**Task objective:**
Filter the listing down to the lines containing the word "this".

**Dataset records:**
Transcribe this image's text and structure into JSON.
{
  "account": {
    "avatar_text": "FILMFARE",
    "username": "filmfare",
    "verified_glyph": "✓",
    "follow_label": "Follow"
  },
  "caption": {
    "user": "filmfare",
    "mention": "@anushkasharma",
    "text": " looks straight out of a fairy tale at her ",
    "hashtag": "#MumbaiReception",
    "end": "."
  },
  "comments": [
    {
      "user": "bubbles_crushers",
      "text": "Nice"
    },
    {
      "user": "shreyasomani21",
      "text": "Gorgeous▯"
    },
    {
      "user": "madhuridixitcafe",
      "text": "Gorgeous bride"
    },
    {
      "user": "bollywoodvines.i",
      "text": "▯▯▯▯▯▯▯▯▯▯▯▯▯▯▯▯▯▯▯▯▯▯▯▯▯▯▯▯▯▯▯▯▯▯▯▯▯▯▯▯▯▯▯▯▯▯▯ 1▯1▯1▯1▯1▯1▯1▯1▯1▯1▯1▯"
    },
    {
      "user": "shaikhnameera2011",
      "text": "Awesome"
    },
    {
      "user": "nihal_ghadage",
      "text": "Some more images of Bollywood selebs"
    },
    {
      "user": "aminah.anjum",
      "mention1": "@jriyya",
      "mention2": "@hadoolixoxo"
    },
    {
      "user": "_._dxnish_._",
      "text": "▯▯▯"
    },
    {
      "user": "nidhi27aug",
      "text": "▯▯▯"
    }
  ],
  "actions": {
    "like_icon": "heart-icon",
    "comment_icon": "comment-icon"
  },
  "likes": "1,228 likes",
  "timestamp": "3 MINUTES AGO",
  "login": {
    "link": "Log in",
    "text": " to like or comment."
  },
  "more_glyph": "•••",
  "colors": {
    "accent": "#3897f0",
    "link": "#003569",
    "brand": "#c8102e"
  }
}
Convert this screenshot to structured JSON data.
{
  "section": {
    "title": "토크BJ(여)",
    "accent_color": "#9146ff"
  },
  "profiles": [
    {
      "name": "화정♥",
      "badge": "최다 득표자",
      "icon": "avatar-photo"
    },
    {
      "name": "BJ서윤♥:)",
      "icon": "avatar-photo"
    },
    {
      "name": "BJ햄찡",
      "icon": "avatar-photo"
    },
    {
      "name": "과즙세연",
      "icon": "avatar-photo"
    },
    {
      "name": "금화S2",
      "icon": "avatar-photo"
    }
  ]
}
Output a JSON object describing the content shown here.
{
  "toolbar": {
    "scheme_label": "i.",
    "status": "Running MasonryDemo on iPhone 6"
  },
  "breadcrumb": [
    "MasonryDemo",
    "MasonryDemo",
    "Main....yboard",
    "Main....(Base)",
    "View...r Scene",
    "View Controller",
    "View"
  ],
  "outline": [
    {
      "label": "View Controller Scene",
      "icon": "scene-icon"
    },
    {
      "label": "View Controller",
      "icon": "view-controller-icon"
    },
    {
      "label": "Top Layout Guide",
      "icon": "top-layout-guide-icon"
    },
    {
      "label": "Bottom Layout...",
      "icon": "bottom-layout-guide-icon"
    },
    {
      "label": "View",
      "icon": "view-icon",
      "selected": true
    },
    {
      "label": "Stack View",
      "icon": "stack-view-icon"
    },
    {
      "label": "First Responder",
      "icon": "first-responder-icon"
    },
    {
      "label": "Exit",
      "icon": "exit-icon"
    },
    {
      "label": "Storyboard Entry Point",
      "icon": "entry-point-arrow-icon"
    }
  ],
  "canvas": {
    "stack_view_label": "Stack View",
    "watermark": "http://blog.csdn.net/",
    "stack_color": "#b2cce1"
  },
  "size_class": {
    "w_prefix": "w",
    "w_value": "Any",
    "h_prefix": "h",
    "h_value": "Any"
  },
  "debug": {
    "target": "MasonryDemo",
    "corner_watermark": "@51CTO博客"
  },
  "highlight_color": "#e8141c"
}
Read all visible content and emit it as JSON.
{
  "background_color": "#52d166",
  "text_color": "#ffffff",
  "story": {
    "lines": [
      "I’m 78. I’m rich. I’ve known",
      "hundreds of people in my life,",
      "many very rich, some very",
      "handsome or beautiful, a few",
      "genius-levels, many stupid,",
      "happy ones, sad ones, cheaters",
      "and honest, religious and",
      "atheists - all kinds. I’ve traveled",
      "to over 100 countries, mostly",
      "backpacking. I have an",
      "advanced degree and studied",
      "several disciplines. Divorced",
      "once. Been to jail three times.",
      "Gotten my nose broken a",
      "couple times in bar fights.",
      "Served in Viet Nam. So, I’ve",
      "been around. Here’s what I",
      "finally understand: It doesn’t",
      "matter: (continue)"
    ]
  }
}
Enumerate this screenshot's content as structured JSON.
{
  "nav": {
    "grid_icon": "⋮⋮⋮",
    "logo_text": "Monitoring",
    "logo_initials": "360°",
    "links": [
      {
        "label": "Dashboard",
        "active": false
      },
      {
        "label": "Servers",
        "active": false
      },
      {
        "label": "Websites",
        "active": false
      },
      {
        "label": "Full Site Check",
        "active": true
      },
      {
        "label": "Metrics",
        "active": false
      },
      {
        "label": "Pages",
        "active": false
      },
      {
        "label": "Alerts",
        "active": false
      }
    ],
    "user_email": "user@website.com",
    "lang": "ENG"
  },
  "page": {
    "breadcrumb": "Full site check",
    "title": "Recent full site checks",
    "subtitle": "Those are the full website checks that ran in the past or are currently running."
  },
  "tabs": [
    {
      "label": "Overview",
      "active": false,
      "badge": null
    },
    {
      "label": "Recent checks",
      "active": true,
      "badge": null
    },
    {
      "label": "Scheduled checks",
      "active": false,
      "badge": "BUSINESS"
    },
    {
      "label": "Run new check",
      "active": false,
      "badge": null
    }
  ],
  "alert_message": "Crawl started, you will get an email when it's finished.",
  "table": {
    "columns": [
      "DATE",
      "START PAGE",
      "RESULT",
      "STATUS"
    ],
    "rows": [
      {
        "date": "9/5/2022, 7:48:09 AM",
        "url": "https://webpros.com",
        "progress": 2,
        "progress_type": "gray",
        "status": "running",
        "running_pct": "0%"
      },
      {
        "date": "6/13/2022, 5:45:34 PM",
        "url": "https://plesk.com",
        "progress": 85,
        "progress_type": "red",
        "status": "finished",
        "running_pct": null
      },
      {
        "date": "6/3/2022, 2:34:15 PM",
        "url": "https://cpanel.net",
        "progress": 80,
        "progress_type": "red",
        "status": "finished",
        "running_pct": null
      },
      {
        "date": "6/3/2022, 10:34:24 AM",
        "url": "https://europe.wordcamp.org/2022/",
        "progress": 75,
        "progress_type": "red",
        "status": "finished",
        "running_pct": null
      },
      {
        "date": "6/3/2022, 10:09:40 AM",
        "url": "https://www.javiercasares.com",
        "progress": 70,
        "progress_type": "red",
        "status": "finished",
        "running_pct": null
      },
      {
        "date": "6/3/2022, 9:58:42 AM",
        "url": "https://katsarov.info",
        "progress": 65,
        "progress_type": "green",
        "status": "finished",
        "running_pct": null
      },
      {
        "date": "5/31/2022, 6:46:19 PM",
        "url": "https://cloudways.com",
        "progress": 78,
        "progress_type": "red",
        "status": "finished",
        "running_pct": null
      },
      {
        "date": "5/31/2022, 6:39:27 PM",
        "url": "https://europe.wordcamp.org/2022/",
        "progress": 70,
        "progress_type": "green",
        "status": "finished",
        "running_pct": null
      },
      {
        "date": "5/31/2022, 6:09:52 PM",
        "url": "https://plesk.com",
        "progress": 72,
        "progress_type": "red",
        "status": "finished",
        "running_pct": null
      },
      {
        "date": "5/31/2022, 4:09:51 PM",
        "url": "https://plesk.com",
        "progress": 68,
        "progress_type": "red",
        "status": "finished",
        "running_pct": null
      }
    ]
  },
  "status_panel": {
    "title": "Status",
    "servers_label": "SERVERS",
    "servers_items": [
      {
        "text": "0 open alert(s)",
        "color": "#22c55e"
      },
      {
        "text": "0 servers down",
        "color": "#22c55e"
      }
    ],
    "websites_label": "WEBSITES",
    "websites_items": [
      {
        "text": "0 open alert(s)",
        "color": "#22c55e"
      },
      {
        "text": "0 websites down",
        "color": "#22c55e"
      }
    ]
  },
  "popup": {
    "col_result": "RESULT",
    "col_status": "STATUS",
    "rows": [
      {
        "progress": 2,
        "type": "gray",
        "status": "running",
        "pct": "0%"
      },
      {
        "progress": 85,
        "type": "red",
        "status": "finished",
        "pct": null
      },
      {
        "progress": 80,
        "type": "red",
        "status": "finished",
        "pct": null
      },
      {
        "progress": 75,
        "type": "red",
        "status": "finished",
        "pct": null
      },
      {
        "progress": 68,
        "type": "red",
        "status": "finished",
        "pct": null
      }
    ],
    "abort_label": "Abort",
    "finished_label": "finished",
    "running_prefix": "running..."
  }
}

**Answer section:**
Transcribe this image's text and structure into JSON.
Convert this screenshot to structured JSON data.
Enumerate this screenshot's content as structured JSON.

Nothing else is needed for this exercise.